Martinez said a committee is working on how the funds will be distributed and they want to assure everyone the process will be transparent.
"Those businesses know that we're here for them, I'm here for them," Martinez said.
During times like these, generosity is contagious.
"It's just beautiful, I mean, I'm shedding a tear right now as we talk," said Frederick Joyce, who lives in Robbinsdale.
While it will take time to heal, those who work near Lake Street and call this place home aren't about to give up.
"We're going to make a comeback, we're going to do it here and it's going to be better than ever," Erlandson said.
9:39 p.m.: LA announces police reforms
Los Angeles Mayor Eric Garcetti and the city's police commission board announced new reforms for the Los Angeles Police Department.
The department's budget won't be raised and they will begin to find $150 million in cuts, he announced.
The decision comes amid calls from protesters to defund the police -- a popular chant outside City Hall in recent days.
The $150 million in policing cuts will come from a total shift of $250 million from the proposed budget to instead be reallocated to minority communities, he said.
"Today President [Barack] Obama challenged mayors to sign a pledge to recognize that there are things that are still not right. I was proud to be one of the first mayors in America to sign that pledge," Garcetti said at a press conference. "Tonight I want to announce that we aren't just putting the work of moving forward on the shoulders of activists or of African Americans or police officers. It's on those of us who you've elected."
"Our city identified $250 million in cuts so we can invest in jobs, in health, in education and in healing and those dollars need to be focused on our black community here in Los Angeles," he added.
The department will also be instructed to invest in more implicit bias training, youth programs and oversight programs, according to the mayor.
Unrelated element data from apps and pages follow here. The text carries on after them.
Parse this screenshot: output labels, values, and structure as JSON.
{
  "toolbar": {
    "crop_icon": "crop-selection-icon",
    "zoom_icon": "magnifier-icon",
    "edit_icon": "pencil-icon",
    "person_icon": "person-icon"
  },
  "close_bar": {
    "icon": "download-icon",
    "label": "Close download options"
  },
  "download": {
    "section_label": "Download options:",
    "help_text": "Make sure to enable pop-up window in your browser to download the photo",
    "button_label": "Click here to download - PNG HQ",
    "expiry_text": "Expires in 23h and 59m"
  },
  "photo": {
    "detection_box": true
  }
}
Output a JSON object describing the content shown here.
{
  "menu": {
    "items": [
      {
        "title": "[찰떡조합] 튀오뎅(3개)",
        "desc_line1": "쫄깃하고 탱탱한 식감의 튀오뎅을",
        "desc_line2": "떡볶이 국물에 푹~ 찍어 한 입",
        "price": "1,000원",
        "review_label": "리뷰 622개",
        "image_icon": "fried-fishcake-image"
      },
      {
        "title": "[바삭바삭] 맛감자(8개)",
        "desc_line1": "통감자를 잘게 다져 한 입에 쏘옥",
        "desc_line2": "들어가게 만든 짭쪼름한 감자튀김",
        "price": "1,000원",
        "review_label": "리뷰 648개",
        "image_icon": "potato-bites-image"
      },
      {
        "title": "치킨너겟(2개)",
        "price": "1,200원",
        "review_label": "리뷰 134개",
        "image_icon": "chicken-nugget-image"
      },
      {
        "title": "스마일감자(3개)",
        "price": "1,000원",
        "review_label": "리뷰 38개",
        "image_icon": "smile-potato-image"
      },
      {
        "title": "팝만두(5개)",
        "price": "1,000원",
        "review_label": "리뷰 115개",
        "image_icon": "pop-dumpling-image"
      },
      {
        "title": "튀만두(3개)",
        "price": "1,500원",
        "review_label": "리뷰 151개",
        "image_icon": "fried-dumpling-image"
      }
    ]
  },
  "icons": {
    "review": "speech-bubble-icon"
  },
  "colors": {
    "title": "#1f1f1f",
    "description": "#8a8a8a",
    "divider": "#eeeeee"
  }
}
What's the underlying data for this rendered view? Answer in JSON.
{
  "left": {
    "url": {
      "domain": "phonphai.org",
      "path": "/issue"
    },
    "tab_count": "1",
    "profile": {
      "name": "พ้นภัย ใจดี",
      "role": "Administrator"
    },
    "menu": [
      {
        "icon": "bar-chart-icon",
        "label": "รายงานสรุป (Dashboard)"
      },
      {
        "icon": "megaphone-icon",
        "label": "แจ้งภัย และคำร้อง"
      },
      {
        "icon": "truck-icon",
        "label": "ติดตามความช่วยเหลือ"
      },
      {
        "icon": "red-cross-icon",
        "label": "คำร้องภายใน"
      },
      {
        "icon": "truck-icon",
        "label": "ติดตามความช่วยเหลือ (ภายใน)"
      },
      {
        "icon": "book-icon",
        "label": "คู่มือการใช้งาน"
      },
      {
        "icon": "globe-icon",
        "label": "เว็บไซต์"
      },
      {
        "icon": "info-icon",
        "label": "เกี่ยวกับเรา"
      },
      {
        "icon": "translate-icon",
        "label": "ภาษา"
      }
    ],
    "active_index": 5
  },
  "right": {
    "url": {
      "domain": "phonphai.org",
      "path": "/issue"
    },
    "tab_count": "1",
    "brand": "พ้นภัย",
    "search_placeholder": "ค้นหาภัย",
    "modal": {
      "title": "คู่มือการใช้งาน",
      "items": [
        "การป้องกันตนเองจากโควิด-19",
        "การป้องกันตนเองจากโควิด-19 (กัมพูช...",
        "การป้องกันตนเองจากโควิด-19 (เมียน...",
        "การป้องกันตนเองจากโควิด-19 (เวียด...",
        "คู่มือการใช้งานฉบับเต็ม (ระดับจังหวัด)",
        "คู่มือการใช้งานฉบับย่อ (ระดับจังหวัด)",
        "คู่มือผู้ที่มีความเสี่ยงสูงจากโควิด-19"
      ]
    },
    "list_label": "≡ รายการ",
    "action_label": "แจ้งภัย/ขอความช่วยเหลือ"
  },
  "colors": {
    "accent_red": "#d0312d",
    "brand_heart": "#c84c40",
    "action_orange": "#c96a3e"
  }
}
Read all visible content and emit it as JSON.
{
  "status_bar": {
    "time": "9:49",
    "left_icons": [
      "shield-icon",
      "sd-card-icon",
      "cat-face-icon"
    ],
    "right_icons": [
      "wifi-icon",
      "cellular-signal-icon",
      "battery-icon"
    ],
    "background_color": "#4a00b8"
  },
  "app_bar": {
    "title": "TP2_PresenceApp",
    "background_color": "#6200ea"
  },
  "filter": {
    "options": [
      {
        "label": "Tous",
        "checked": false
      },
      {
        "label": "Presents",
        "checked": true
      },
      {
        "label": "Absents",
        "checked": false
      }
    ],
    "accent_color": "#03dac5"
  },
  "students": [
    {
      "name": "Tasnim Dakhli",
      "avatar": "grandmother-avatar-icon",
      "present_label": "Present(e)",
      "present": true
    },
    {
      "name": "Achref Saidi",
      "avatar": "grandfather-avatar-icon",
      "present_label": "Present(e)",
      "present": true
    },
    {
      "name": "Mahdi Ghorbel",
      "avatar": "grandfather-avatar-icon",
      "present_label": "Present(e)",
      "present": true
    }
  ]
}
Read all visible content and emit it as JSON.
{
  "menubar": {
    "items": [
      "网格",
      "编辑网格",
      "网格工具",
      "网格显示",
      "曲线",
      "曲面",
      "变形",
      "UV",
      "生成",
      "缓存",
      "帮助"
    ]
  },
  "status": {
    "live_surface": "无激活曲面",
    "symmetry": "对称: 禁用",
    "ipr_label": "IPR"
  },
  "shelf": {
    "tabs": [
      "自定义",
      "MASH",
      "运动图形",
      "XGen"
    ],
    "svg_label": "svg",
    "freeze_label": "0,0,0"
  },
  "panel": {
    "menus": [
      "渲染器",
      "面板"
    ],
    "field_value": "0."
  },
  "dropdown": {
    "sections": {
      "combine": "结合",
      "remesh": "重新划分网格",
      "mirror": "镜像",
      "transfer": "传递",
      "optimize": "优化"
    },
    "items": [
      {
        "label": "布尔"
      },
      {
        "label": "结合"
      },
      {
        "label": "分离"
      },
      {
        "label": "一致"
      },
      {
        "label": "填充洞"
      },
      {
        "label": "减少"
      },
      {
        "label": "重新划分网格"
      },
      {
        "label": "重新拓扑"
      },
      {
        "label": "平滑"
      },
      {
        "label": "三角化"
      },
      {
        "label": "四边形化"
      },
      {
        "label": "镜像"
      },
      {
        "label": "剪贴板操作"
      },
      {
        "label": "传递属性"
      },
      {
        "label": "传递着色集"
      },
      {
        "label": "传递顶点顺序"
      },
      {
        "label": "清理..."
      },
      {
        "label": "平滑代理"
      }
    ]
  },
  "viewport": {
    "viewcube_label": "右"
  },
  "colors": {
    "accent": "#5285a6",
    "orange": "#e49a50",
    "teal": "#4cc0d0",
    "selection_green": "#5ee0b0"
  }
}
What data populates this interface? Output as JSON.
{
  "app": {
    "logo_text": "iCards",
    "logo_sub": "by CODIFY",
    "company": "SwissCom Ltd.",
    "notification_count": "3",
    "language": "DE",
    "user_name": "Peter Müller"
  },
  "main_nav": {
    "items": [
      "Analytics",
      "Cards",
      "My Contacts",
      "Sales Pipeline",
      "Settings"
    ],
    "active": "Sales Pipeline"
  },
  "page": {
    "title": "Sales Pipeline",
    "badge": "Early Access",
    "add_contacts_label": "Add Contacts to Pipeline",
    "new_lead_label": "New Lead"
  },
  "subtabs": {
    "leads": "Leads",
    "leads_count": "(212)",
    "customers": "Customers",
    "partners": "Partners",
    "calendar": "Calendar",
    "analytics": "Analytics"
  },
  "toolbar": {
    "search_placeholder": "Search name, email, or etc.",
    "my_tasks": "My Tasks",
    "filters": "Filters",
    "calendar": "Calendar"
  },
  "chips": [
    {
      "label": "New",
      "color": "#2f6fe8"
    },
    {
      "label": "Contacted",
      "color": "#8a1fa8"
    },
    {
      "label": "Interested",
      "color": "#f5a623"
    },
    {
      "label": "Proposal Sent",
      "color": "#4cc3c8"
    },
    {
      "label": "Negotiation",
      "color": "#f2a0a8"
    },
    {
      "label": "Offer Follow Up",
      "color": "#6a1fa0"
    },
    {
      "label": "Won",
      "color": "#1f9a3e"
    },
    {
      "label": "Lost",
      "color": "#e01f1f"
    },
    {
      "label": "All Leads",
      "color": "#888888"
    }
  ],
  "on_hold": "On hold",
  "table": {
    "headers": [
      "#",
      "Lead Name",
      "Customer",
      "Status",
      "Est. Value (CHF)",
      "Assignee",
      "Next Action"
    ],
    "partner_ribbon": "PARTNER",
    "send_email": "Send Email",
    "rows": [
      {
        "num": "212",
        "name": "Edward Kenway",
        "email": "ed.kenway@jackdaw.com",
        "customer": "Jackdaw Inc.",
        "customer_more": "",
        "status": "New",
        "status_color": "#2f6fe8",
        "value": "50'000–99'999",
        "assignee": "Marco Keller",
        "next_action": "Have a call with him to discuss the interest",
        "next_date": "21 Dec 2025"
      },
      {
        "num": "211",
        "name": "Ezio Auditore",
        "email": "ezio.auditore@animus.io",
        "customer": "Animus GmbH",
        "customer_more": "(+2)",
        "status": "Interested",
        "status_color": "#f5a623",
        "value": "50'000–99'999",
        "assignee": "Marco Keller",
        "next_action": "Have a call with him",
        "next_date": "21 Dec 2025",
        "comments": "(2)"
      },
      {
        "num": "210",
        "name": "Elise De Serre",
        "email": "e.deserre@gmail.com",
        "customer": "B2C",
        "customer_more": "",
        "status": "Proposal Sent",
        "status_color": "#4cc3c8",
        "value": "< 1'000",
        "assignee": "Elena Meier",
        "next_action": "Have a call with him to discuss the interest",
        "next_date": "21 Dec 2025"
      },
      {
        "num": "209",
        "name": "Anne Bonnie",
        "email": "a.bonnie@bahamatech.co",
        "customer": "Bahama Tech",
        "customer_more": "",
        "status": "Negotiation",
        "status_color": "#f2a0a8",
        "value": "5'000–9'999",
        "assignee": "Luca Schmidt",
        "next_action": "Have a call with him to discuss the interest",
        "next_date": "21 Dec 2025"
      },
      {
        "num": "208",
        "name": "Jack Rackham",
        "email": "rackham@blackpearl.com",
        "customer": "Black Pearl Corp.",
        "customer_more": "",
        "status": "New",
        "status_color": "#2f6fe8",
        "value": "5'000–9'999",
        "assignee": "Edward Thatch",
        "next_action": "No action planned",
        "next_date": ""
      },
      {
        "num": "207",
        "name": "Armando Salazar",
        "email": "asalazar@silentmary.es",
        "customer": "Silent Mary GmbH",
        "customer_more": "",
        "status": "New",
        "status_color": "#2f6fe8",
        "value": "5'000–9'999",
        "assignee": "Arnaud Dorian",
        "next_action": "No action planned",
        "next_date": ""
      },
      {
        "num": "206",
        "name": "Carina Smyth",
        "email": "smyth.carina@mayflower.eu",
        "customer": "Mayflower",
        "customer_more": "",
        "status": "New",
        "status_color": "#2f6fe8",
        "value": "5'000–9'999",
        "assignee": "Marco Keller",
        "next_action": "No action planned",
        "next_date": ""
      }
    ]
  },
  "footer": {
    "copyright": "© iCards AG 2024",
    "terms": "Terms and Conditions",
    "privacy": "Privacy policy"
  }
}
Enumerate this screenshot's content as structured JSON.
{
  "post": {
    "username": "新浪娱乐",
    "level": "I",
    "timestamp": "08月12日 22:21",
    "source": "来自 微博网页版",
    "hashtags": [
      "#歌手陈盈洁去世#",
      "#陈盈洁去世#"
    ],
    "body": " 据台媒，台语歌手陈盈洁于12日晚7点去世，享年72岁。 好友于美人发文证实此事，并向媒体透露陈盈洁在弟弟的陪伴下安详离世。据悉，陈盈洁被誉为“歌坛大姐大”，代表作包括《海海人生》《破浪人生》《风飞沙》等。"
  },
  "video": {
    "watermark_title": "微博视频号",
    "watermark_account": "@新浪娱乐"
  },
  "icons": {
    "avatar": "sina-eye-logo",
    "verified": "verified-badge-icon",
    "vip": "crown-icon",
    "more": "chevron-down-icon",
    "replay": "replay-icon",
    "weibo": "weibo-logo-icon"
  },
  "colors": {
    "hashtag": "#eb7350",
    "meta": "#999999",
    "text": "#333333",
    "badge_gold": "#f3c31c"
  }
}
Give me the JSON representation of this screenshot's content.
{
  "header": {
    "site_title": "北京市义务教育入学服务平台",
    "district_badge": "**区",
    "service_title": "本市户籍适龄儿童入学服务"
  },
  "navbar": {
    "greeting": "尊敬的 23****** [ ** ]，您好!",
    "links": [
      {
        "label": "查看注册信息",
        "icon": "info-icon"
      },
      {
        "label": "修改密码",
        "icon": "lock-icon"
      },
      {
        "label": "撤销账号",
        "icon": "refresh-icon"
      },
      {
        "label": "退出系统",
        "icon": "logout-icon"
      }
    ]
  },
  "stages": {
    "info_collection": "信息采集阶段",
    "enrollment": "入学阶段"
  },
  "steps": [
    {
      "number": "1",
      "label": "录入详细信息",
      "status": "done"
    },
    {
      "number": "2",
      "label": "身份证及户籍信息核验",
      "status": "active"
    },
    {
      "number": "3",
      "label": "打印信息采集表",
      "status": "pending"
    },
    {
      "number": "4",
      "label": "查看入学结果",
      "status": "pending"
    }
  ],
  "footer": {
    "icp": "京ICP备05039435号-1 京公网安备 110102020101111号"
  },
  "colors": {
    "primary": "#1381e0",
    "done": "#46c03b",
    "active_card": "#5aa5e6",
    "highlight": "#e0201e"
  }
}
ABC News' Dee Carden, Mark Crudele, Jack Date, Will Gretzky, Ahmad Hemingway, Aaron Katersky, Rachel Katz, Whitney Lloyd and Josh Margolin contributed to this report.